A downwind rotor has its rotor surface inclined downwards when viewed from upwind, so that it can efficiently catch winds blowing up. Therefore, while the power generation efficiency of a system with an upwind wind turbine installed at the same location will decrease when the wind blows up, those with a downwind wind turbine will increase.
At the same time, the downwind rotor is also advantageous in that it allows a wind sensor to be installed ahead of the rotor.
This makes it possible to obtain data on wind direction free of disturbance, resulting in precise yaw control.
The reduced error in yaw angle control displays has effects equivalent to those of response to winds blowing up and higher generating efficiency, thereby leading to low torque ripple.
The response to winds blowing up and changes in wind direction will increase and, therefore, loads imposed on the main shaft and speed-up gear can be reduced, resulting in higher mechanical reliability.
Slip stream simulated on a wind turbine
In employing a downwind rotor, we have conducted sufficient simulations and verification tests.
Conceptual diagram of free yaw
When at standstill for storm winds after cutting out, the system can be set to free yaw, thereby allowing the downwind rotor to let the winds blow by naturally.

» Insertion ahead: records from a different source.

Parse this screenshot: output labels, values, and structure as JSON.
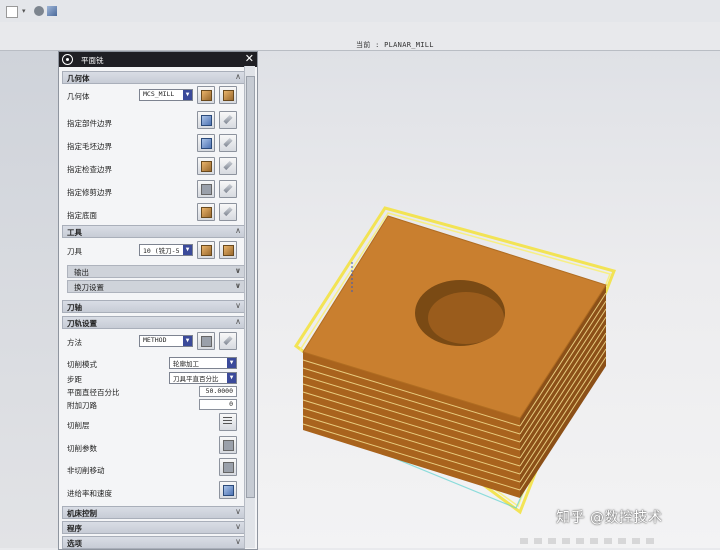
{
  "statusbar": {
    "current_label": "当前 : PLANAR_MILL"
  },
  "panel": {
    "title": "平面铣",
    "sections": {
      "geometry": "几何体",
      "tool": "工具",
      "tool_axis": "刀轴",
      "path_settings": "刀轨设置",
      "machine_control": "机床控制",
      "program": "程序",
      "options": "选项"
    },
    "geometry": {
      "geometry_label": "几何体",
      "geometry_value": "MCS_MILL",
      "rows": [
        "指定部件边界",
        "指定毛坯边界",
        "指定检查边界",
        "指定修剪边界",
        "指定底面"
      ]
    },
    "tool": {
      "tool_label": "刀具",
      "tool_value": "10 (铣刀-5",
      "output": "输出",
      "tool_change": "换刀设置"
    },
    "path": {
      "method_label": "方法",
      "method_value": "METHOD",
      "cut_mode_label": "切削模式",
      "cut_mode_value": "轮廓加工",
      "stepover_label": "步距",
      "stepover_value": "刀具平直百分比",
      "percent_label": "平面直径百分比",
      "percent_value": "50.0000",
      "additional_label": "附加刀路",
      "additional_value": "0",
      "levels_label": "切削层",
      "params_label": "切削参数",
      "noncut_label": "非切削移动",
      "feeds_label": "进给率和速度"
    }
  },
  "watermark": "知乎 @数控技术",
  "colors": {
    "part_top": "#c97f2f",
    "part_side": "#a9631d",
    "highlight": "#f3e23a",
    "hole": "#7a4a14"
  }
}
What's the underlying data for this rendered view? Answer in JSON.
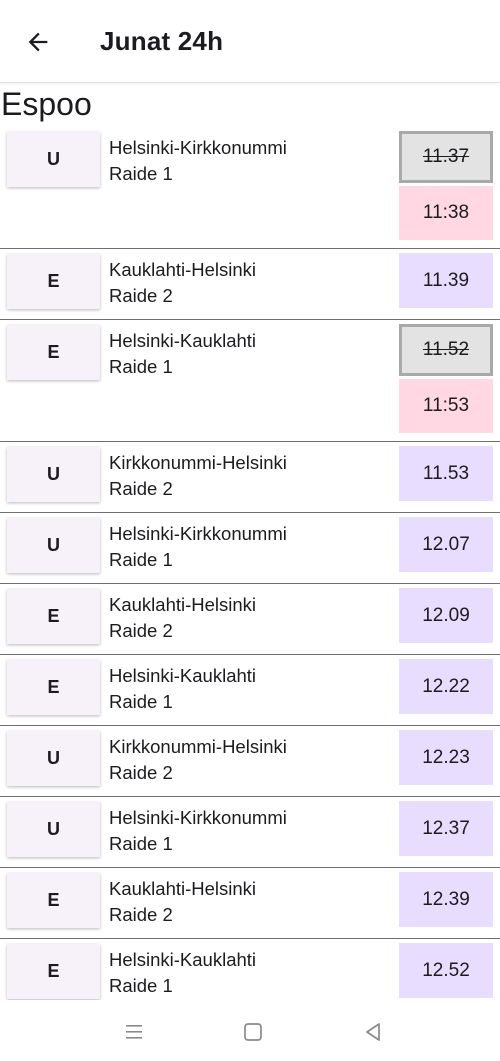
{
  "header": {
    "title": "Junat 24h",
    "back_icon": "arrow-back-icon"
  },
  "station": "Espoo",
  "colors": {
    "badge_bg": "#f7f2fa",
    "time_bg": "#e8ddff",
    "cancelled_time_bg": "#e3e3e3",
    "new_time_bg": "#ffd8e4"
  },
  "trains": [
    {
      "line": "U",
      "route": "Helsinki-Kirkkonummi",
      "track": "Raide 1",
      "time": "11.37",
      "new_time": "11:38",
      "delayed": true
    },
    {
      "line": "E",
      "route": "Kauklahti-Helsinki",
      "track": "Raide 2",
      "time": "11.39",
      "delayed": false
    },
    {
      "line": "E",
      "route": "Helsinki-Kauklahti",
      "track": "Raide 1",
      "time": "11.52",
      "new_time": "11:53",
      "delayed": true
    },
    {
      "line": "U",
      "route": "Kirkkonummi-Helsinki",
      "track": "Raide 2",
      "time": "11.53",
      "delayed": false
    },
    {
      "line": "U",
      "route": "Helsinki-Kirkkonummi",
      "track": "Raide 1",
      "time": "12.07",
      "delayed": false
    },
    {
      "line": "E",
      "route": "Kauklahti-Helsinki",
      "track": "Raide 2",
      "time": "12.09",
      "delayed": false
    },
    {
      "line": "E",
      "route": "Helsinki-Kauklahti",
      "track": "Raide 1",
      "time": "12.22",
      "delayed": false
    },
    {
      "line": "U",
      "route": "Kirkkonummi-Helsinki",
      "track": "Raide 2",
      "time": "12.23",
      "delayed": false
    },
    {
      "line": "U",
      "route": "Helsinki-Kirkkonummi",
      "track": "Raide 1",
      "time": "12.37",
      "delayed": false
    },
    {
      "line": "E",
      "route": "Kauklahti-Helsinki",
      "track": "Raide 2",
      "time": "12.39",
      "delayed": false
    },
    {
      "line": "E",
      "route": "Helsinki-Kauklahti",
      "track": "Raide 1",
      "time": "12.52",
      "delayed": false
    }
  ],
  "navbar": {
    "menu_icon": "recent-apps-icon",
    "home_icon": "home-icon",
    "back_icon": "system-back-icon"
  }
}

As a result, even in case of power failure, the system will not change in permissible wind speeds for storm winds, which makes maintaining a high degree of safety possible.